Provenance: from the collection of Margaret and Greville Mee; with Henry Sotheran Ltd, "Margaret Mee: works on paper and printed books", 2010, item 16.
A beautiful sketch from Mee's second expedition, to the Mato Grosso in 1962 and is associated with a sketch found in Mee's notebook from 1962-1965 of the Catasetum saccatum (cf. S. de Botton Brautigam, ed Margaret Mee, Rio de Janeiro: 2006, pages 252 and 356), and also the finished painting reproduced as the frontispiece to her Flowers of the Brazilian Forest, London: 1968, which is dated August 1963 and depicts a specimen collected on the Rio Alto Juruena in the northern Mato Grosso.
In her notes accompanying a later painting of this beautiful orchid, Mee writes: "... the masculine flowers of the strangely beautiful plant are completely different from the female flowers, imitating dark bats with outspread wings. The long pendent stem supported more than fifteen blooms. The modest female flowers resemble the green hoods of elfins, growing on an erect stem. Both forms grow on the same plant and even from the same pseudo-bulb. Until charles Darwin pronounced them to be the same species, they were considered to be different platns" (Flores do Amazonas. Flowers of the Amazon, Sao Cristovao, Rio de Janeiro, 1980, no. 16).

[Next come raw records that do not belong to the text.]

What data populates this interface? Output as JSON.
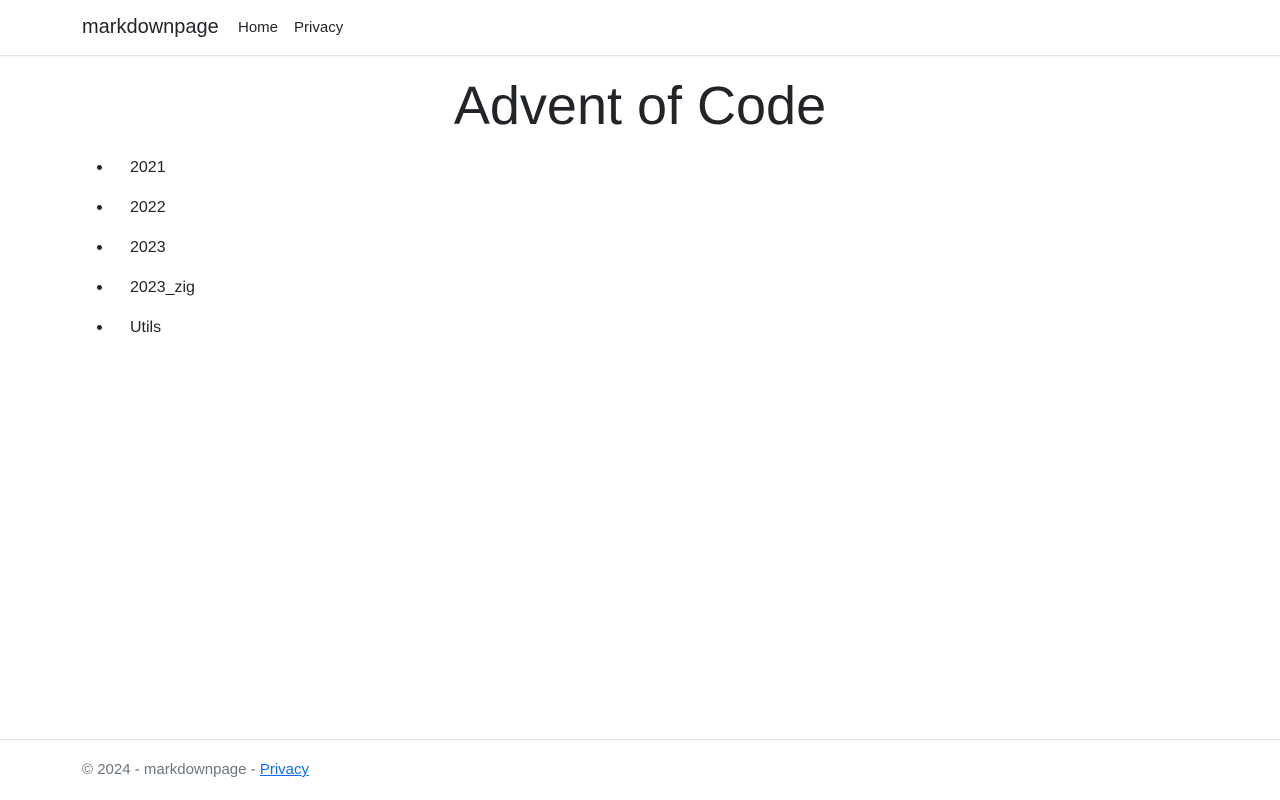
{
  "navbar": {
    "brand": "markdownpage",
    "links": [
      {
        "label": "Home"
      },
      {
        "label": "Privacy"
      }
    ]
  },
  "main": {
    "title": "Advent of Code",
    "items": [
      {
        "label": "2021"
      },
      {
        "label": "2022"
      },
      {
        "label": "2023"
      },
      {
        "label": "2023_zig"
      },
      {
        "label": "Utils"
      }
    ]
  },
  "footer": {
    "copyright": "© 2024 - markdownpage - ",
    "privacy_link": "Privacy"
  },
  "colors": {
    "text": "#212529",
    "muted": "#6c757d",
    "link": "#0d6efd",
    "border": "#dee2e6"
  }
}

"Unlike Amazon botanical artists before her, Margaret worked entirely from living plants. Her fifteen expeditions into the interior, mostly to Amazonia, involved travelling and living under the most primitive conditions. She would draw at night by torchlight to capture rare nocturnal flowers, and this immediacy gave her paintings an accuracy, depth, and colour unrivalled by her predecessors. Her travels coincided with the beginning of the commercial exploitation of the forest, and she expressed her fury at the damage caused to the land and its peoples" (DNB).
Margaret Mee first visited Brazil in 1952 in order to care for her sister Catherine, who was ill. She soon settled there with her husband Greville Mee and it was a few years later that she made her first expedition up the Amazon. Over the next 32 years she made a number of further trips up the Amazon and in coastal areas of Brazil, some of them lasting for four months. During these years, she continued to paint and draw what she saw and kept diaries of her travels, later published. In 1988, shortly after completing another Amazon trip, Mee came to England to lecture to the Royal Geographic Society and to attend the opening of an exhibition of her paintings at the Royal Botanic Gardens, Kew. During this visit, she was tragically killed in a car crash. Catalogued by Kate Hunter